Stored items from a collection
━━━━━━━━━━━━━━━━━━━━━━━━━━━━━━
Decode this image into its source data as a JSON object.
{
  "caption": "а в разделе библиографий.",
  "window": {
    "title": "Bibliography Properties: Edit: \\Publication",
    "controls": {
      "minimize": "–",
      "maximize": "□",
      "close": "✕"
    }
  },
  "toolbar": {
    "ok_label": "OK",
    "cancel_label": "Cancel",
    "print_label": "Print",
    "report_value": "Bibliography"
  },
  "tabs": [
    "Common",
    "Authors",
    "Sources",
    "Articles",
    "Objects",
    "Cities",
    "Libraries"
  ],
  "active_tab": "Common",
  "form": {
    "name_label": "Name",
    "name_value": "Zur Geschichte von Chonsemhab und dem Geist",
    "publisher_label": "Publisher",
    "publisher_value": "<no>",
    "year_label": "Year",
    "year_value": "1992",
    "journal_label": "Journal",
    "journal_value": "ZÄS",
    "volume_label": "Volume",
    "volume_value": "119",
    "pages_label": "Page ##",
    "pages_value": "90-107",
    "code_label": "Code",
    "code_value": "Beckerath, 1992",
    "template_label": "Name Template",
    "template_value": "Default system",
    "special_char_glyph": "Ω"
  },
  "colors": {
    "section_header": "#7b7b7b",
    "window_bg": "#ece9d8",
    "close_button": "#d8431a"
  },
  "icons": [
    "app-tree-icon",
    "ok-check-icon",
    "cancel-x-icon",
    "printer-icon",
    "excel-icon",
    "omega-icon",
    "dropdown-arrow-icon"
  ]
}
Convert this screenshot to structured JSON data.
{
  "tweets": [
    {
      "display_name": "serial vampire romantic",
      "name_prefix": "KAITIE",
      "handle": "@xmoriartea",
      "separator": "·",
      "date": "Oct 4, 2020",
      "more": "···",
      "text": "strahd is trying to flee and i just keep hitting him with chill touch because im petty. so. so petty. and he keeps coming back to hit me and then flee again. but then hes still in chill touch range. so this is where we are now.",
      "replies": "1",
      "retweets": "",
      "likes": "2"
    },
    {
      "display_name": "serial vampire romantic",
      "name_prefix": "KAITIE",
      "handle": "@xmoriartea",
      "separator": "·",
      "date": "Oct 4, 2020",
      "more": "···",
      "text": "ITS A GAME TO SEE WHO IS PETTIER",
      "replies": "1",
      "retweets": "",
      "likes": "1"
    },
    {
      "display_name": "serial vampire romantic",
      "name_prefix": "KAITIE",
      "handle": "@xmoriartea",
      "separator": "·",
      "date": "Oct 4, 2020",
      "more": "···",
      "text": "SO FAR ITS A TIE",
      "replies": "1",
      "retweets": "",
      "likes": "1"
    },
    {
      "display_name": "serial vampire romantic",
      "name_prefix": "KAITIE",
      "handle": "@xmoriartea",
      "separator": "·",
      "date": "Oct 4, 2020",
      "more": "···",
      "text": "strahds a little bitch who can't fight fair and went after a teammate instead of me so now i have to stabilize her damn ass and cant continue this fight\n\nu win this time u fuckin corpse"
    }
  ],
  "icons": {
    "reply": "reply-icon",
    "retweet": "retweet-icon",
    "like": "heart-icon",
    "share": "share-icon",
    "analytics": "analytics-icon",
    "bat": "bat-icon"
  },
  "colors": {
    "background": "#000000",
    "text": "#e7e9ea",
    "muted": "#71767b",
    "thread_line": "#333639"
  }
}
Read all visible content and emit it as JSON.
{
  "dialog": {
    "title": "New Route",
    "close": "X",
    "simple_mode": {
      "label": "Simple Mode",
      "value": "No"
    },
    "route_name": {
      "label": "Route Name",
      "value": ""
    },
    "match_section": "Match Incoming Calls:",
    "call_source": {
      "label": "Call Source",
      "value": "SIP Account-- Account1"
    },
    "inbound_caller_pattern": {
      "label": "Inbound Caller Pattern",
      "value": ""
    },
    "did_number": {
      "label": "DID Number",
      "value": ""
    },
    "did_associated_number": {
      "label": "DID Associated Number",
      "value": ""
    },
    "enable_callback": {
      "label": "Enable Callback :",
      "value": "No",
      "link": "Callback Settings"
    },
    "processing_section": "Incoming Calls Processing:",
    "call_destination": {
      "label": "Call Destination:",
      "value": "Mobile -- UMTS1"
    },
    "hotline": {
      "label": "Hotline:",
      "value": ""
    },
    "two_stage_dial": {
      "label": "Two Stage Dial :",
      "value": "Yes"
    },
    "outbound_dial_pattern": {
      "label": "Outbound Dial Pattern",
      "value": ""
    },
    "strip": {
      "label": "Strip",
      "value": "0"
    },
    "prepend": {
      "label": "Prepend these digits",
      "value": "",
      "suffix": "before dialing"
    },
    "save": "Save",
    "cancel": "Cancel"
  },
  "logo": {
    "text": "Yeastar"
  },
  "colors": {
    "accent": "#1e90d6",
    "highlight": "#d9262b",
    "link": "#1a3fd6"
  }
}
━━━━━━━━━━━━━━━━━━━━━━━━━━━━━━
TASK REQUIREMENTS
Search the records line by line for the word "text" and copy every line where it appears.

OUTPUT OF THE EXERCISE
      "text": "strahd is trying to flee and i just keep hitting him with chill touch because im petty. so. so petty. and he keeps coming back to hit me and then flee again. but then hes still in chill touch range. so this is where we are now.",
      "text": "ITS A GAME TO SEE WHO IS PETTIER",
      "text": "SO FAR ITS A TIE",
      "text": "strahds a little bitch who can't fight fair and went after a teammate instead of me so now i have to stabilize her damn ass and cant continue this fight\n\nu win this time u fuckin corpse"
    "text": "#e7e9ea",
    "text": "Yeastar"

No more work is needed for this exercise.